-- DATA --
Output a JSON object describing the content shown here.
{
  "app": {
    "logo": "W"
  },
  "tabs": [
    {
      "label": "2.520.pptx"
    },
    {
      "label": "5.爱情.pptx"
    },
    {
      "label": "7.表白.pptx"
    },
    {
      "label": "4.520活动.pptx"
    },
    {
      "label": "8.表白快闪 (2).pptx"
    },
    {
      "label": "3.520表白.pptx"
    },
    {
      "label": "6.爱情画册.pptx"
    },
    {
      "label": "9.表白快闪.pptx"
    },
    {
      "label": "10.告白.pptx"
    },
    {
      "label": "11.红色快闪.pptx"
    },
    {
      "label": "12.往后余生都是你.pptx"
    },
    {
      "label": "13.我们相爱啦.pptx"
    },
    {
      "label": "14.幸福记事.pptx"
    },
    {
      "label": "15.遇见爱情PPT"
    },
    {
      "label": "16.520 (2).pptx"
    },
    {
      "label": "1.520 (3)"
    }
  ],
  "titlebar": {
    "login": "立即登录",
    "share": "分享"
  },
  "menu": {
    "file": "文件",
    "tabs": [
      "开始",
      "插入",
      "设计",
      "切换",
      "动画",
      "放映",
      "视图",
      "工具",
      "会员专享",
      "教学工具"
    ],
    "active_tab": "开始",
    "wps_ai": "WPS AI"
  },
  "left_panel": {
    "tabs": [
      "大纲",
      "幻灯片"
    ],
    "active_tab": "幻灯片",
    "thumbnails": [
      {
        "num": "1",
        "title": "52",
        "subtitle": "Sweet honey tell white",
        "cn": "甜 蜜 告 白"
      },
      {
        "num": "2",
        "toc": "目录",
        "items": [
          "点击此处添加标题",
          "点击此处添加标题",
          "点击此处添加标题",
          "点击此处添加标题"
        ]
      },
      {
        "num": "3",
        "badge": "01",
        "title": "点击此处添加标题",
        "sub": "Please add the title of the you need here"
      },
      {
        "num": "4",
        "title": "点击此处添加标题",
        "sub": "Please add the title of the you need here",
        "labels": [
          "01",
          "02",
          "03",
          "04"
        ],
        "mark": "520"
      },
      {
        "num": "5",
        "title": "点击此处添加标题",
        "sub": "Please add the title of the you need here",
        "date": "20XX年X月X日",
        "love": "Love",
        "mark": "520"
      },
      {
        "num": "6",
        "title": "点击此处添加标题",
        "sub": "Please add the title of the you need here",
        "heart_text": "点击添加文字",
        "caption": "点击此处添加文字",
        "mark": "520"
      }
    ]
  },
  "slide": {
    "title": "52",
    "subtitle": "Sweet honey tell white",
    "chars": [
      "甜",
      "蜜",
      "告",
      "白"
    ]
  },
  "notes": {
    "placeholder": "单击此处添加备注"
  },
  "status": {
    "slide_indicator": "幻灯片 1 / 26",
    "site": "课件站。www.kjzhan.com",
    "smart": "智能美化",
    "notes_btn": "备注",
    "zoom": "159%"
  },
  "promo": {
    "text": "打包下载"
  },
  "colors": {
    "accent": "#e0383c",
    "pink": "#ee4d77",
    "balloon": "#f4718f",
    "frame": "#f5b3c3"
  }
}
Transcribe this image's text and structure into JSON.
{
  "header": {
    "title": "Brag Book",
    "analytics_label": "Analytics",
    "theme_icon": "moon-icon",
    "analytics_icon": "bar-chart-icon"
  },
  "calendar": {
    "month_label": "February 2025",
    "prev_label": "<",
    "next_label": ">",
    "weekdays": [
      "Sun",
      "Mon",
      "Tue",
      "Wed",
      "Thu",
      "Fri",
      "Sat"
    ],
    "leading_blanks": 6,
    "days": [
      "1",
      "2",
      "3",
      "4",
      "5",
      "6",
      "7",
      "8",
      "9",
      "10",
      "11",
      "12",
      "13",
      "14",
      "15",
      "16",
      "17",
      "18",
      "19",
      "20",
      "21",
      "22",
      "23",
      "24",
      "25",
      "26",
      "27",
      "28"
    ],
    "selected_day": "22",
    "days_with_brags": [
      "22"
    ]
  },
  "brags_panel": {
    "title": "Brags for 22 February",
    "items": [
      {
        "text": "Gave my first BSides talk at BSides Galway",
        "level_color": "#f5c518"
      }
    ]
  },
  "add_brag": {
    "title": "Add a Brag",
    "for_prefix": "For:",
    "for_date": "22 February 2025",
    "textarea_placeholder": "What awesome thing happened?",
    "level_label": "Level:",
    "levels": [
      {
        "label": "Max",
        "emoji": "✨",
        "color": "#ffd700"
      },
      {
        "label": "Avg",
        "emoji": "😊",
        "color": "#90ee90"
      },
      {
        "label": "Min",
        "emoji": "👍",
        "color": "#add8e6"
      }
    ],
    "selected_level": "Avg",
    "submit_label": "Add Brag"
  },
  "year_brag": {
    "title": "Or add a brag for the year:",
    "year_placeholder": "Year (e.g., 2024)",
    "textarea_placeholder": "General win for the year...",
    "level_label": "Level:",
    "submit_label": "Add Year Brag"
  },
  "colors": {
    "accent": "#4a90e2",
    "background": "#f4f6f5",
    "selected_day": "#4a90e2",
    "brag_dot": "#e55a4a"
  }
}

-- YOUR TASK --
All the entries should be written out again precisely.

-- TASK SOLUTION --
Output a JSON object describing the content shown here.
{
  "app": {
    "logo": "W"
  },
  "tabs": [
    {
      "label": "2.520.pptx"
    },
    {
      "label": "5.爱情.pptx"
    },
    {
      "label": "7.表白.pptx"
    },
    {
      "label": "4.520活动.pptx"
    },
    {
      "label": "8.表白快闪 (2).pptx"
    },
    {
      "label": "3.520表白.pptx"
    },
    {
      "label": "6.爱情画册.pptx"
    },
    {
      "label": "9.表白快闪.pptx"
    },
    {
      "label": "10.告白.pptx"
    },
    {
      "label": "11.红色快闪.pptx"
    },
    {
      "label": "12.往后余生都是你.pptx"
    },
    {
      "label": "13.我们相爱啦.pptx"
    },
    {
      "label": "14.幸福记事.pptx"
    },
    {
      "label": "15.遇见爱情PPT"
    },
    {
      "label": "16.520 (2).pptx"
    },
    {
      "label": "1.520 (3)"
    }
  ],
  "titlebar": {
    "login": "立即登录",
    "share": "分享"
  },
  "menu": {
    "file": "文件",
    "tabs": [
      "开始",
      "插入",
      "设计",
      "切换",
      "动画",
      "放映",
      "视图",
      "工具",
      "会员专享",
      "教学工具"
    ],
    "active_tab": "开始",
    "wps_ai": "WPS AI"
  },
  "left_panel": {
    "tabs": [
      "大纲",
      "幻灯片"
    ],
    "active_tab": "幻灯片",
    "thumbnails": [
      {
        "num": "1",
        "title": "52",
        "subtitle": "Sweet honey tell white",
        "cn": "甜 蜜 告 白"
      },
      {
        "num": "2",
        "toc": "目录",
        "items": [
          "点击此处添加标题",
          "点击此处添加标题",
          "点击此处添加标题",
          "点击此处添加标题"
        ]
      },
      {
        "num": "3",
        "badge": "01",
        "title": "点击此处添加标题",
        "sub": "Please add the title of the you need here"
      },
      {
        "num": "4",
        "title": "点击此处添加标题",
        "sub": "Please add the title of the you need here",
        "labels": [
          "01",
          "02",
          "03",
          "04"
        ],
        "mark": "520"
      },
      {
        "num": "5",
        "title": "点击此处添加标题",
        "sub": "Please add the title of the you need here",
        "date": "20XX年X月X日",
        "love": "Love",
        "mark": "520"
      },
      {
        "num": "6",
        "title": "点击此处添加标题",
        "sub": "Please add the title of the you need here",
        "heart_text": "点击添加文字",
        "caption": "点击此处添加文字",
        "mark": "520"
      }
    ]
  },
  "slide": {
    "title": "52",
    "subtitle": "Sweet honey tell white",
    "chars": [
      "甜",
      "蜜",
      "告",
      "白"
    ]
  },
  "notes": {
    "placeholder": "单击此处添加备注"
  },
  "status": {
    "slide_indicator": "幻灯片 1 / 26",
    "site": "课件站。www.kjzhan.com",
    "smart": "智能美化",
    "notes_btn": "备注",
    "zoom": "159%"
  },
  "promo": {
    "text": "打包下载"
  },
  "colors": {
    "accent": "#e0383c",
    "pink": "#ee4d77",
    "balloon": "#f4718f",
    "frame": "#f5b3c3"
  }
}
Transcribe this image's text and structure into JSON.
{
  "header": {
    "title": "Brag Book",
    "analytics_label": "Analytics",
    "theme_icon": "moon-icon",
    "analytics_icon": "bar-chart-icon"
  },
  "calendar": {
    "month_label": "February 2025",
    "prev_label": "<",
    "next_label": ">",
    "weekdays": [
      "Sun",
      "Mon",
      "Tue",
      "Wed",
      "Thu",
      "Fri",
      "Sat"
    ],
    "leading_blanks": 6,
    "days": [
      "1",
      "2",
      "3",
      "4",
      "5",
      "6",
      "7",
      "8",
      "9",
      "10",
      "11",
      "12",
      "13",
      "14",
      "15",
      "16",
      "17",
      "18",
      "19",
      "20",
      "21",
      "22",
      "23",
      "24",
      "25",
      "26",
      "27",
      "28"
    ],
    "selected_day": "22",
    "days_with_brags": [
      "22"
    ]
  },
  "brags_panel": {
    "title": "Brags for 22 February",
    "items": [
      {
        "text": "Gave my first BSides talk at BSides Galway",
        "level_color": "#f5c518"
      }
    ]
  },
  "add_brag": {
    "title": "Add a Brag",
    "for_prefix": "For:",
    "for_date": "22 February 2025",
    "textarea_placeholder": "What awesome thing happened?",
    "level_label": "Level:",
    "levels": [
      {
        "label": "Max",
        "emoji": "✨",
        "color": "#ffd700"
      },
      {
        "label": "Avg",
        "emoji": "😊",
        "color": "#90ee90"
      },
      {
        "label": "Min",
        "emoji": "👍",
        "color": "#add8e6"
      }
    ],
    "selected_level": "Avg",
    "submit_label": "Add Brag"
  },
  "year_brag": {
    "title": "Or add a brag for the year:",
    "year_placeholder": "Year (e.g., 2024)",
    "textarea_placeholder": "General win for the year...",
    "level_label": "Level:",
    "submit_label": "Add Year Brag"
  },
  "colors": {
    "accent": "#4a90e2",
    "background": "#f4f6f5",
    "selected_day": "#4a90e2",
    "brag_dot": "#e55a4a"
  }
}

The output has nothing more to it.